- Title: A Chorus Line
- Director: Richard Attenborough
- Date: 1985
- Studio: Columbia Pictures
- Genre: Musical, Drama
- Cast: Michael Douglas
- Format: Color, Widescreen
- DVD Format: R1, NTSC
A Chorus Line is quite possibly the first musical I ever saw – on film. I remember watching this movie in high school, and enjoying it immensely. The film still has a lot of pull, because it’s also very dramatic. Michael Douglas plays a masochistic choreographer – who subjects sixteen dancers to the audition of their lives. He sits in the shadows, unseen by the dancers on stage as they pour out their hearts – each telling very personal stories. Some are funny, some sad, some will even make you cry. This film has a sense of depth and feeling to it.
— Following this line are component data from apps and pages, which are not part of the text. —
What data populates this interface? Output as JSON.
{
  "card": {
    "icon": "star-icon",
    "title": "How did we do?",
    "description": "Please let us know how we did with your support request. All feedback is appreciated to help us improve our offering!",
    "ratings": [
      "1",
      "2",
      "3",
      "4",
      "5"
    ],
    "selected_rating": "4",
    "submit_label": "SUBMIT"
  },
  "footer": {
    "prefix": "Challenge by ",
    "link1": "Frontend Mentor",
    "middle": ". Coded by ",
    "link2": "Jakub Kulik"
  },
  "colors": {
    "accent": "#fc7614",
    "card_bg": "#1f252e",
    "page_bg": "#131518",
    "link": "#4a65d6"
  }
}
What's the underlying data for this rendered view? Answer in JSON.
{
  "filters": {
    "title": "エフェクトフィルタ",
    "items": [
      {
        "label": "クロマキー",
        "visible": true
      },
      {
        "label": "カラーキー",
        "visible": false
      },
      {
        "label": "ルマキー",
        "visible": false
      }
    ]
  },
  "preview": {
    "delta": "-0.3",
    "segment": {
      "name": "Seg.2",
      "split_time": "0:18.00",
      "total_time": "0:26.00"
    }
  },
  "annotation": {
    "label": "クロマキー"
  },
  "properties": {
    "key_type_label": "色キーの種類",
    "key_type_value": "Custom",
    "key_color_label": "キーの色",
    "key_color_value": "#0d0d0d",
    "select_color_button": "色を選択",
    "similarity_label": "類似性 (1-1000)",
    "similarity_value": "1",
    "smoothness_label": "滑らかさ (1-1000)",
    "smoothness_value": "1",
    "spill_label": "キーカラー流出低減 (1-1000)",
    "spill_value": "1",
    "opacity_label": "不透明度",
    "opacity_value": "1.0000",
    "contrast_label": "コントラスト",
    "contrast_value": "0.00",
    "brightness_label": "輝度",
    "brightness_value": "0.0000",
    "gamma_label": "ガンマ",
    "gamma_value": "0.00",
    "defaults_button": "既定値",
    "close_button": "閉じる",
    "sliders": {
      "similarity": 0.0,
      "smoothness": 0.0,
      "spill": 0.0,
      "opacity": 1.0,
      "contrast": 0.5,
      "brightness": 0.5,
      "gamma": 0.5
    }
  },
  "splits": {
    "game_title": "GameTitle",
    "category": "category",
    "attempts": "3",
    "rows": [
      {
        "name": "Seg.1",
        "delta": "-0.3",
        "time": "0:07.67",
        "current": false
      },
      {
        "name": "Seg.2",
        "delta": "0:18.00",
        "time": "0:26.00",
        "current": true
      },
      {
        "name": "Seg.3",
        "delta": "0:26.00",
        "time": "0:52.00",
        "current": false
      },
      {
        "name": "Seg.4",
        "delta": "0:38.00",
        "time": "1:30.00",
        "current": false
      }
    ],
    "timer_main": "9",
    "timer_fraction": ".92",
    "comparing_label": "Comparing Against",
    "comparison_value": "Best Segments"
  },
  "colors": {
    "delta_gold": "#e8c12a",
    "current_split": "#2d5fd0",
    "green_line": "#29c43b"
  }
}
There are a lot of edits and cuts in the dances – close ups of the dancer’s faces, different angles, and the use of a lot of mirrors. To quote Ginger Rogers: “Do they think I dance with my face?” But, filming with mirrors is always tricky – the mirrors and cameras and other equipment have to be carefully placed to avoid cameras, mikes, and lights appearing in the mirrors. And some of the dancing is shown full frame. I just wish the editors would trust that an entire dance can hold the audience’s attention – if shown from start to finish without close-ups! As it is, though some of the more dramatic conversations work – in a musical, it’s all about the dance and the lyrics. Though to give them credit – each of the dancers that gets a starring number – is expressing themselves, their feelings about dance, and their experiences in life.
Musical Numbers (Guessing on the Titles, here — my DVD copy does not have a list of musical numbers)
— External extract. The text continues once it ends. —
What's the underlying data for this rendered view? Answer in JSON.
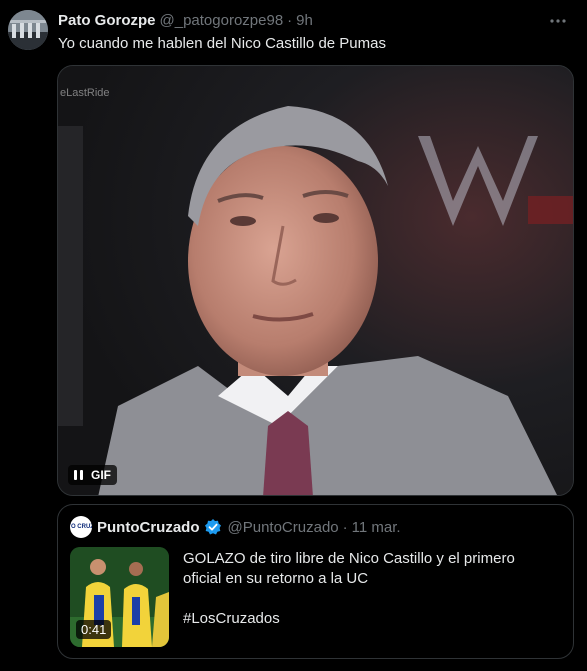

- I Can do That
- Everything was Beautiful at the Ballet
- Hello, Love
- Tits and Ass (Dance 10, Looks 3)
- I’m a Dancer
- One Singular Sensation
- What I Did for Love
- One Singular Sensation (Reprise)
One unusual thing for a film about making a musical – we never actually see the finished musical Broadway play. The film’s plot is about casting the chorus. And the final reprise number, of “One Singular Sensation”, with it’s ever expanding group of dancers – goes back to the audience seeing the chorus as a mass of moving bodies, not as individuals. Whereas, as I’ve said, the film’s content takes the time to make the chorus members real people – with dreams, ambitions, problems, etc.
Recommendation: See it – at least once.
Next Film: Citizen Kane